• [What you will do] Set all the entries down once more, with nothing altered.

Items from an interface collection

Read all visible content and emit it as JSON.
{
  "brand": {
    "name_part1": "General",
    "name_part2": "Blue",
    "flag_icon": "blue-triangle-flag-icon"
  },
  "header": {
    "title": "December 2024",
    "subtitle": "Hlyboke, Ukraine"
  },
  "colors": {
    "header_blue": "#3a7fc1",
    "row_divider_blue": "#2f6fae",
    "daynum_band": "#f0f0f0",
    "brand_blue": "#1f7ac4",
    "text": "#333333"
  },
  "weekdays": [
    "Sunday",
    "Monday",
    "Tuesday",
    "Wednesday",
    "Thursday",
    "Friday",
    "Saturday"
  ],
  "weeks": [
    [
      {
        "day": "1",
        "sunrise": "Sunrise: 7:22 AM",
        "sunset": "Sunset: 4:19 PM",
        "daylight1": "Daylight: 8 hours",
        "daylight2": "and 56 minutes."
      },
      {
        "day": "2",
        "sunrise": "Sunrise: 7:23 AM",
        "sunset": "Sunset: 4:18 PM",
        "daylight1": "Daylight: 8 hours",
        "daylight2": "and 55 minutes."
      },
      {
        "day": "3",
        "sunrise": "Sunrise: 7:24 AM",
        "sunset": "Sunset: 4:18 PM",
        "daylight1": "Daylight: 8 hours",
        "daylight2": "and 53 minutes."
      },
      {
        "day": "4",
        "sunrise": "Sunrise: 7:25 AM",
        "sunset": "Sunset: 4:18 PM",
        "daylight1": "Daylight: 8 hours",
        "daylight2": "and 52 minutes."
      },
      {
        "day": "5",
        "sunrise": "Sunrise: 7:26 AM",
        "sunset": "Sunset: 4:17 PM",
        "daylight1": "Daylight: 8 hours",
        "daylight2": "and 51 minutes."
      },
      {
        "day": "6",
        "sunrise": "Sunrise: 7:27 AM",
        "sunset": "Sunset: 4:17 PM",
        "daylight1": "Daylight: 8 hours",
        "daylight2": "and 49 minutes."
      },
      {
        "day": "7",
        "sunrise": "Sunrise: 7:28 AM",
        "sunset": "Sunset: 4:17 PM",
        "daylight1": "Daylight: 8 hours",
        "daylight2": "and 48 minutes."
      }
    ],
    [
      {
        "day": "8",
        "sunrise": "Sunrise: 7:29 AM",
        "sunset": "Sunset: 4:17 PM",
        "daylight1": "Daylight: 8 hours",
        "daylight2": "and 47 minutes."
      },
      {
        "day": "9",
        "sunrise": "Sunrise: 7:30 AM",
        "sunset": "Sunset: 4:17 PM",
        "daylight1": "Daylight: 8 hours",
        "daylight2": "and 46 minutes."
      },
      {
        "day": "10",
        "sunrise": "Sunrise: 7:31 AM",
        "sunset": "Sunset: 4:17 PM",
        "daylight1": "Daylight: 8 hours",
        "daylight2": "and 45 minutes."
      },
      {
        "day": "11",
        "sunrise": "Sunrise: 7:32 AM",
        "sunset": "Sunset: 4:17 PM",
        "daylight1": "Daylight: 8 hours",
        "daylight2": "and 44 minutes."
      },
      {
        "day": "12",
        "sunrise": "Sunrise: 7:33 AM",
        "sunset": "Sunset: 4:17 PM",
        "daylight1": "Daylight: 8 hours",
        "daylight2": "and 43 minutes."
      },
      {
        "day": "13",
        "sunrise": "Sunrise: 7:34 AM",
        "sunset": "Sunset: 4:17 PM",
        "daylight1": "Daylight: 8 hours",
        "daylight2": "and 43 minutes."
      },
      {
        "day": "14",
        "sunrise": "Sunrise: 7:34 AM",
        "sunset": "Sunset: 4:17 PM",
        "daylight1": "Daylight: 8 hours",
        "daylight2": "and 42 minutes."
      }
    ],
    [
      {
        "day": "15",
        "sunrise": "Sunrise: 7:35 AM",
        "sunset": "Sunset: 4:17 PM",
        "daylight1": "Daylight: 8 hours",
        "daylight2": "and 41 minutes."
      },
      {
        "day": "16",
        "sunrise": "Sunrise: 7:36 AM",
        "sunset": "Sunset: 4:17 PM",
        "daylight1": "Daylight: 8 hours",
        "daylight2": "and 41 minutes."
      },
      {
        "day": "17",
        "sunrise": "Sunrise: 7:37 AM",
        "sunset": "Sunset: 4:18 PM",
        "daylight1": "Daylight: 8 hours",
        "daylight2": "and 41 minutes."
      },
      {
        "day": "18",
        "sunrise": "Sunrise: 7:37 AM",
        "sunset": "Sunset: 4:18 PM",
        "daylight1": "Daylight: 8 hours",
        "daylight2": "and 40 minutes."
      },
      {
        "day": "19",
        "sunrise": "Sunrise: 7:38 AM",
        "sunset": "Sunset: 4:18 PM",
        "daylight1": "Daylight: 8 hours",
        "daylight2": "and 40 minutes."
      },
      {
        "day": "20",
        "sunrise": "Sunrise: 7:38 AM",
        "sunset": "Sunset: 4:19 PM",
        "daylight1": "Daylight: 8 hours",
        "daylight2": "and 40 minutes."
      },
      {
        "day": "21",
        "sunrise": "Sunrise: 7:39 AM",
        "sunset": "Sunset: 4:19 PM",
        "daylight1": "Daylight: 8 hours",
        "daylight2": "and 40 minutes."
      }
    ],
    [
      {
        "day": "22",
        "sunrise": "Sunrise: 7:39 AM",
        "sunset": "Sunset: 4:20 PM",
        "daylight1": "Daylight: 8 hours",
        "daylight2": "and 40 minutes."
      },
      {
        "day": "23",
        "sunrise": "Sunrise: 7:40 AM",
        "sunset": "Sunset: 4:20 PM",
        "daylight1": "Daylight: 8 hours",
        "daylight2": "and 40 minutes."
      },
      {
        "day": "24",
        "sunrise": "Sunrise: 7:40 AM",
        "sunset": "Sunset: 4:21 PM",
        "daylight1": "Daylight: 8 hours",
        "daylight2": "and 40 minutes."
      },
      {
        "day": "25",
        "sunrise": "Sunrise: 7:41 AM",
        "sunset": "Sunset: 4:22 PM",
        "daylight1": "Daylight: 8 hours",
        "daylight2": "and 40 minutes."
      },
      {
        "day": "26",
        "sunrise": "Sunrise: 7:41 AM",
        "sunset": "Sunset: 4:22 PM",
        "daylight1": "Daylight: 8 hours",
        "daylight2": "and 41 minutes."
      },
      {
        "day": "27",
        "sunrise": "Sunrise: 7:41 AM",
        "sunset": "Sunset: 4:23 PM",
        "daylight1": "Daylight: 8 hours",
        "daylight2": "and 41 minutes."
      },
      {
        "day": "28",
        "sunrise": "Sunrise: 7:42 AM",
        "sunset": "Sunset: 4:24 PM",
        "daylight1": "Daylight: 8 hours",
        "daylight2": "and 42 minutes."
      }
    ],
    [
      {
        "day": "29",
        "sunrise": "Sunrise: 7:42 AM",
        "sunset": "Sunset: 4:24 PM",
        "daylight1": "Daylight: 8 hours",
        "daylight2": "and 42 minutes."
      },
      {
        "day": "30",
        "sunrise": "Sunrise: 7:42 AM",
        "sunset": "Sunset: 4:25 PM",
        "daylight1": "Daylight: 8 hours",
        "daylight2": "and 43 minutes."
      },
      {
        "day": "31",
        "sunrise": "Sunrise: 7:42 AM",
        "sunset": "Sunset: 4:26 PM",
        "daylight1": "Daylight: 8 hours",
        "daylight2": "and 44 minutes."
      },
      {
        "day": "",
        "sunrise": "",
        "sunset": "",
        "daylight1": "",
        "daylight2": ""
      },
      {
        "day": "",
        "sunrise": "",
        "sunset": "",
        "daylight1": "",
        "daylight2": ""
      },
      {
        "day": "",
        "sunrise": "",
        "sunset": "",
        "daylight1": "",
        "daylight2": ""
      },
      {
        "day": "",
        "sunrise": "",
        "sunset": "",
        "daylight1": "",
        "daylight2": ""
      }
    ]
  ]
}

• [Output for this task]
Read all visible content and emit it as JSON.
{
  "brand": {
    "name_part1": "General",
    "name_part2": "Blue",
    "flag_icon": "blue-triangle-flag-icon"
  },
  "header": {
    "title": "December 2024",
    "subtitle": "Hlyboke, Ukraine"
  },
  "colors": {
    "header_blue": "#3a7fc1",
    "row_divider_blue": "#2f6fae",
    "daynum_band": "#f0f0f0",
    "brand_blue": "#1f7ac4",
    "text": "#333333"
  },
  "weekdays": [
    "Sunday",
    "Monday",
    "Tuesday",
    "Wednesday",
    "Thursday",
    "Friday",
    "Saturday"
  ],
  "weeks": [
    [
      {
        "day": "1",
        "sunrise": "Sunrise: 7:22 AM",
        "sunset": "Sunset: 4:19 PM",
        "daylight1": "Daylight: 8 hours",
        "daylight2": "and 56 minutes."
      },
      {
        "day": "2",
        "sunrise": "Sunrise: 7:23 AM",
        "sunset": "Sunset: 4:18 PM",
        "daylight1": "Daylight: 8 hours",
        "daylight2": "and 55 minutes."
      },
      {
        "day": "3",
        "sunrise": "Sunrise: 7:24 AM",
        "sunset": "Sunset: 4:18 PM",
        "daylight1": "Daylight: 8 hours",
        "daylight2": "and 53 minutes."
      },
      {
        "day": "4",
        "sunrise": "Sunrise: 7:25 AM",
        "sunset": "Sunset: 4:18 PM",
        "daylight1": "Daylight: 8 hours",
        "daylight2": "and 52 minutes."
      },
      {
        "day": "5",
        "sunrise": "Sunrise: 7:26 AM",
        "sunset": "Sunset: 4:17 PM",
        "daylight1": "Daylight: 8 hours",
        "daylight2": "and 51 minutes."
      },
      {
        "day": "6",
        "sunrise": "Sunrise: 7:27 AM",
        "sunset": "Sunset: 4:17 PM",
        "daylight1": "Daylight: 8 hours",
        "daylight2": "and 49 minutes."
      },
      {
        "day": "7",
        "sunrise": "Sunrise: 7:28 AM",
        "sunset": "Sunset: 4:17 PM",
        "daylight1": "Daylight: 8 hours",
        "daylight2": "and 48 minutes."
      }
    ],
    [
      {
        "day": "8",
        "sunrise": "Sunrise: 7:29 AM",
        "sunset": "Sunset: 4:17 PM",
        "daylight1": "Daylight: 8 hours",
        "daylight2": "and 47 minutes."
      },
      {
        "day": "9",
        "sunrise": "Sunrise: 7:30 AM",
        "sunset": "Sunset: 4:17 PM",
        "daylight1": "Daylight: 8 hours",
        "daylight2": "and 46 minutes."
      },
      {
        "day": "10",
        "sunrise": "Sunrise: 7:31 AM",
        "sunset": "Sunset: 4:17 PM",
        "daylight1": "Daylight: 8 hours",
        "daylight2": "and 45 minutes."
      },
      {
        "day": "11",
        "sunrise": "Sunrise: 7:32 AM",
        "sunset": "Sunset: 4:17 PM",
        "daylight1": "Daylight: 8 hours",
        "daylight2": "and 44 minutes."
      },
      {
        "day": "12",
        "sunrise": "Sunrise: 7:33 AM",
        "sunset": "Sunset: 4:17 PM",
        "daylight1": "Daylight: 8 hours",
        "daylight2": "and 43 minutes."
      },
      {
        "day": "13",
        "sunrise": "Sunrise: 7:34 AM",
        "sunset": "Sunset: 4:17 PM",
        "daylight1": "Daylight: 8 hours",
        "daylight2": "and 43 minutes."
      },
      {
        "day": "14",
        "sunrise": "Sunrise: 7:34 AM",
        "sunset": "Sunset: 4:17 PM",
        "daylight1": "Daylight: 8 hours",
        "daylight2": "and 42 minutes."
      }
    ],
    [
      {
        "day": "15",
        "sunrise": "Sunrise: 7:35 AM",
        "sunset": "Sunset: 4:17 PM",
        "daylight1": "Daylight: 8 hours",
        "daylight2": "and 41 minutes."
      },
      {
        "day": "16",
        "sunrise": "Sunrise: 7:36 AM",
        "sunset": "Sunset: 4:17 PM",
        "daylight1": "Daylight: 8 hours",
        "daylight2": "and 41 minutes."
      },
      {
        "day": "17",
        "sunrise": "Sunrise: 7:37 AM",
        "sunset": "Sunset: 4:18 PM",
        "daylight1": "Daylight: 8 hours",
        "daylight2": "and 41 minutes."
      },
      {
        "day": "18",
        "sunrise": "Sunrise: 7:37 AM",
        "sunset": "Sunset: 4:18 PM",
        "daylight1": "Daylight: 8 hours",
        "daylight2": "and 40 minutes."
      },
      {
        "day": "19",
        "sunrise": "Sunrise: 7:38 AM",
        "sunset": "Sunset: 4:18 PM",
        "daylight1": "Daylight: 8 hours",
        "daylight2": "and 40 minutes."
      },
      {
        "day": "20",
        "sunrise": "Sunrise: 7:38 AM",
        "sunset": "Sunset: 4:19 PM",
        "daylight1": "Daylight: 8 hours",
        "daylight2": "and 40 minutes."
      },
      {
        "day": "21",
        "sunrise": "Sunrise: 7:39 AM",
        "sunset": "Sunset: 4:19 PM",
        "daylight1": "Daylight: 8 hours",
        "daylight2": "and 40 minutes."
      }
    ],
    [
      {
        "day": "22",
        "sunrise": "Sunrise: 7:39 AM",
        "sunset": "Sunset: 4:20 PM",
        "daylight1": "Daylight: 8 hours",
        "daylight2": "and 40 minutes."
      },
      {
        "day": "23",
        "sunrise": "Sunrise: 7:40 AM",
        "sunset": "Sunset: 4:20 PM",
        "daylight1": "Daylight: 8 hours",
        "daylight2": "and 40 minutes."
      },
      {
        "day": "24",
        "sunrise": "Sunrise: 7:40 AM",
        "sunset": "Sunset: 4:21 PM",
        "daylight1": "Daylight: 8 hours",
        "daylight2": "and 40 minutes."
      },
      {
        "day": "25",
        "sunrise": "Sunrise: 7:41 AM",
        "sunset": "Sunset: 4:22 PM",
        "daylight1": "Daylight: 8 hours",
        "daylight2": "and 40 minutes."
      },
      {
        "day": "26",
        "sunrise": "Sunrise: 7:41 AM",
        "sunset": "Sunset: 4:22 PM",
        "daylight1": "Daylight: 8 hours",
        "daylight2": "and 41 minutes."
      },
      {
        "day": "27",
        "sunrise": "Sunrise: 7:41 AM",
        "sunset": "Sunset: 4:23 PM",
        "daylight1": "Daylight: 8 hours",
        "daylight2": "and 41 minutes."
      },
      {
        "day": "28",
        "sunrise": "Sunrise: 7:42 AM",
        "sunset": "Sunset: 4:24 PM",
        "daylight1": "Daylight: 8 hours",
        "daylight2": "and 42 minutes."
      }
    ],
    [
      {
        "day": "29",
        "sunrise": "Sunrise: 7:42 AM",
        "sunset": "Sunset: 4:24 PM",
        "daylight1": "Daylight: 8 hours",
        "daylight2": "and 42 minutes."
      },
      {
        "day": "30",
        "sunrise": "Sunrise: 7:42 AM",
        "sunset": "Sunset: 4:25 PM",
        "daylight1": "Daylight: 8 hours",
        "daylight2": "and 43 minutes."
      },
      {
        "day": "31",
        "sunrise": "Sunrise: 7:42 AM",
        "sunset": "Sunset: 4:26 PM",
        "daylight1": "Daylight: 8 hours",
        "daylight2": "and 44 minutes."
      },
      {
        "day": "",
        "sunrise": "",
        "sunset": "",
        "daylight1": "",
        "daylight2": ""
      },
      {
        "day": "",
        "sunrise": "",
        "sunset": "",
        "daylight1": "",
        "daylight2": ""
      },
      {
        "day": "",
        "sunrise": "",
        "sunset": "",
        "daylight1": "",
        "daylight2": ""
      },
      {
        "day": "",
        "sunrise": "",
        "sunset": "",
        "daylight1": "",
        "daylight2": ""
      }
    ]
  ]
}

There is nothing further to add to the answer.